As one possible instance, I recently came across the website, Not in the Kitchen Anymore, where a woman documents all the wonderful things people say to her on Xbox live when they realize she’s a woman. (LOTS of expletives, swears, and slurs, if you’re not already aware of Xbox live culture.) One thing I’ve noticed is that, when it comes to trading insults, the audience seems to play an important role in determining who ‘won.’ That echoes my own experience with MMOs and using insults to get people who are being dicks to shut up and/or go away. So there seems to be real strength in numbers in this regard. When she has her friends (her “clan”) backing her up, they are able to enforce a new standard of etiquette. People who ask her to show her titties get insulted and mocked until they leave the lobby. When she is by herself, it’s much harder for her to get the upper hand.
I want to end with an example besides a (coded as) white middle class woman (i.e the group I belong to), so I’m going to try to connect this discussion to a quote that I’ve thought a lot about since hearing it in the documentary Black Power Mixtape (which I recommend, as both entertainment and an important history lesson.) The quote is Angela Davis talking about violence. I definitely want to avoid appropriating the destruction of violence in order to bolster concern over insults, but there’s something about Davis response here that gets at the heart of what I want to term my ethical ‘conversion’ in regards to things like violence, insults, rudeness, etc. I grew up with a strongly pacifist, Christian-inspired ethical code of “turn the other cheek, violence is never the answer, be nice to everyone always, etc.” The realization that some people (potentially myself included) don’t have this option of eschewing violence and hostility because it has come knocking on their doors and shoved in their faces has made me reevaluate the worth of a lot of these mantras.
Also, I love that Davis is calling out the political and moral framework that goes into the question, “Do you, Angela Davis, approve of violence?”
I haven’t been able to find a transcript of this clip, but here the beginning and end of what she says,
“And then you ask me, do I approve of violence? I mean that just doesn’t make any sense at all. [She talks about the oppressive violence aimed at her community growing up, culminating in a bombing where her family/neighbors found the limbs of four teenagers caught in the blast. ] In my neighborhood, all of the men organized themselves into an armed patrol. They had to take their guns and patrol our community every night because they did not want that to happen again. I mean, that’s why, when someone asks me about violence, I just find it incredible. What it means is that the person who is asking that question has no idea what Black people have gone through, what Black people have experienced in this country since the time the first Black person was kidnapped from the shores of Africa.”

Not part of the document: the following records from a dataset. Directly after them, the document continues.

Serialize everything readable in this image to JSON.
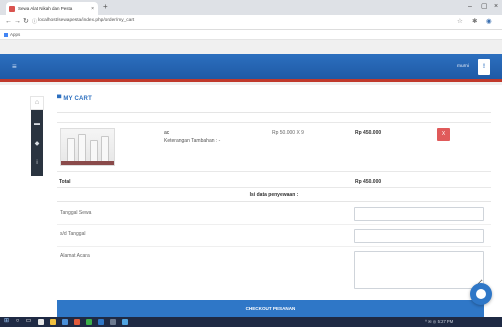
{
  "browser": {
    "tab_title": "Sewa Alat Nikah dan Pesta",
    "tab_close": "×",
    "new_tab": "+",
    "url": "localhost/sewapesta/index.php/order/my_cart",
    "apps_label": "Apps",
    "win_min": "–",
    "win_max": "▢",
    "win_close": "×"
  },
  "header": {
    "menu_icon": "≡",
    "user_name": "murni",
    "user_btn": "!"
  },
  "sidebar": {
    "home_icon": "⌂",
    "cart_icon": "▬",
    "tag_icon": "◆",
    "info_icon": "i"
  },
  "cart": {
    "title": "MY CART",
    "item": {
      "name": "ac",
      "note": "Keterangan Tambahan : -",
      "price_qty": "Rp 50.000 X 9",
      "subtotal": "Rp 450.000",
      "delete_label": "X"
    },
    "total_label": "Total",
    "total_value": "Rp 450.000"
  },
  "form": {
    "heading": "Isi data penyewaan :",
    "tanggal_sewa_label": "Tanggal Sewa",
    "sd_tanggal_label": "s/d Tanggal",
    "alamat_label": "Alamat Acara",
    "tanggal_sewa_value": "",
    "sd_tanggal_value": "",
    "alamat_value": "",
    "checkout_label": "CHECKOUT PESANAN"
  },
  "taskbar": {
    "tray_text": "^ ✉ ◎ 5:27 PM"
  },
  "colors": {
    "header": "#2c6fbf",
    "accent_red": "#c0392b",
    "delete": "#e05a5a",
    "checkout": "#2f77c7"
  }
}
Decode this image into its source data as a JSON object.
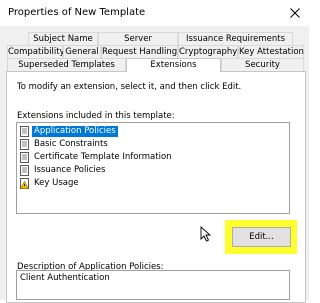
{
  "window": {
    "title": "Properties of New Template"
  },
  "tabs": {
    "row1": [
      "Subject Name",
      "Server",
      "Issuance Requirements"
    ],
    "row2": [
      "Compatibility",
      "General",
      "Request Handling",
      "Cryptography",
      "Key Attestation"
    ],
    "row3": [
      "Superseded Templates",
      "Extensions",
      "Security"
    ],
    "selected": "Extensions"
  },
  "extensions": {
    "instruction": "To modify an extension, select it, and then click Edit.",
    "list_label": "Extensions included in this template:",
    "items": [
      {
        "label": "Application Policies",
        "icon": "extension-page-icon",
        "selected": true
      },
      {
        "label": "Basic Constraints",
        "icon": "extension-page-icon",
        "selected": false
      },
      {
        "label": "Certificate Template Information",
        "icon": "extension-page-icon",
        "selected": false
      },
      {
        "label": "Issuance Policies",
        "icon": "extension-page-icon",
        "selected": false
      },
      {
        "label": "Key Usage",
        "icon": "warning-page-icon",
        "selected": false
      }
    ],
    "edit_button": "Edit...",
    "description_label": "Description of Application Policies:",
    "description_text": "Client Authentication"
  },
  "colors": {
    "selection": "#0078d7",
    "highlight": "#ffff2e",
    "tab_border": "#d9d9d9",
    "dialog_bg": "#f0f0f0"
  }
}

I also just realized I had recently read this quote by Veena Cabreros-Sud (quoted on the blog, Because We’re Still Oppressed) that is in a similar vein:

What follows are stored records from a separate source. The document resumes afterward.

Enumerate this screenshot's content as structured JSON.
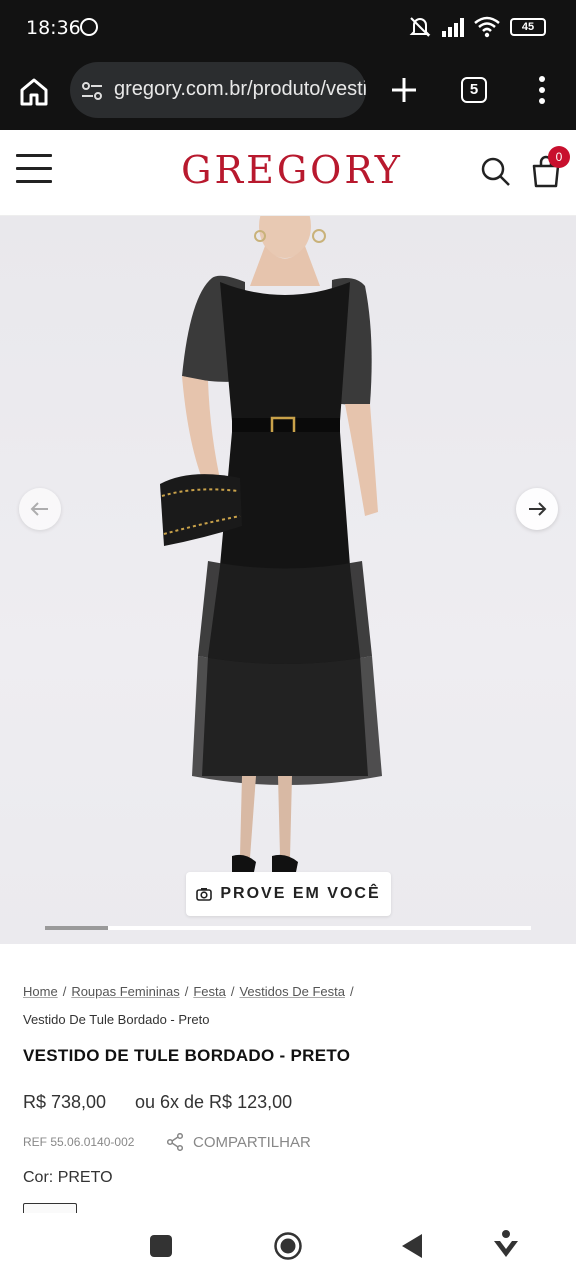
{
  "status_bar": {
    "time": "18:36",
    "battery": "45",
    "icons": [
      "whatsapp-icon",
      "mute-icon",
      "signal-icon",
      "wifi-icon",
      "battery-icon"
    ]
  },
  "browser": {
    "url": "gregory.com.br/produto/vestido-de-tule-bordado",
    "tab_count": "5",
    "icons": [
      "home-icon",
      "site-settings-icon",
      "new-tab-icon",
      "tabs-icon",
      "menu-icon"
    ]
  },
  "site_header": {
    "logo": "GREGORY",
    "cart_count": "0",
    "brand_color": "#b8192e"
  },
  "gallery": {
    "try_on_label": "PROVE EM VOCÊ",
    "carousel_progress": 0.13,
    "icons": [
      "chevron-left-icon",
      "chevron-right-icon",
      "camera-icon"
    ]
  },
  "breadcrumb": {
    "items": [
      "Home",
      "Roupas Femininas",
      "Festa",
      "Vestidos De Festa"
    ],
    "separator": "/",
    "current": "Vestido De Tule Bordado - Preto"
  },
  "product": {
    "title": "VESTIDO DE TULE BORDADO - PRETO",
    "price": "R$ 738,00",
    "installments": "ou 6x de R$ 123,00",
    "ref": "REF 55.06.0140-002",
    "share_label": "COMPARTILHAR",
    "color_label": "Cor:",
    "color_value": "PRETO"
  }
}
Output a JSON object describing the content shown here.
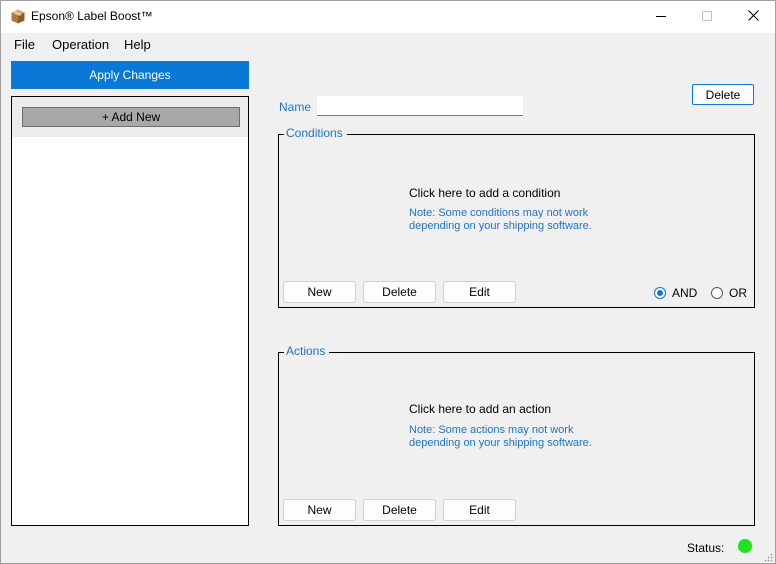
{
  "window": {
    "title": "Epson® Label Boost™"
  },
  "menu": {
    "items": [
      "File",
      "Operation",
      "Help"
    ]
  },
  "sidebar": {
    "apply_label": "Apply Changes",
    "add_new_label": "+ Add New"
  },
  "rule": {
    "name_label": "Name",
    "name_value": "",
    "delete_label": "Delete"
  },
  "conditions": {
    "title": "Conditions",
    "hint": "Click here to add a condition",
    "note_line1": "Note: Some conditions may not work",
    "note_line2": "depending on your shipping software.",
    "buttons": [
      "New",
      "Delete",
      "Edit"
    ],
    "logic_options": [
      "AND",
      "OR"
    ],
    "logic_selected": "AND"
  },
  "actions": {
    "title": "Actions",
    "hint": "Click here to add an action",
    "note_line1": "Note: Some actions may not work",
    "note_line2": "depending on your shipping software.",
    "buttons": [
      "New",
      "Delete",
      "Edit"
    ]
  },
  "status": {
    "label": "Status:",
    "state": "ok",
    "color": "#1ee31e"
  },
  "colors": {
    "accent": "#0a78d7",
    "label_blue": "#1f74c4"
  },
  "icons": {
    "app": "package-box-icon",
    "minimize": "minimize-icon",
    "maximize": "maximize-icon",
    "close": "close-icon",
    "resize": "resize-grip-icon"
  }
}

“I don’t like getting hit either, but what are you gonna do when someone grabs your tits? Meekly whisper you won’t stoop to your attackers level? and what level is that exactly? if that’s the way “women” react, how do we classify the elderly Filipinas […] They were the few who seemed to acknowledge, respect, and allow for “aggressive” forms of resistance instead of strapping on moral straightjackets for the nineties which we “women” must squeeze into. If that’s a woman, I’m not one. I am an animal who eats, sleeps, fucks, and fights voraciously – I assume a “good” woman does it gently and in the missionary position only.”
I apologize for not knowing more examples that pertain to ableism, since that’s what got this whole discussion going.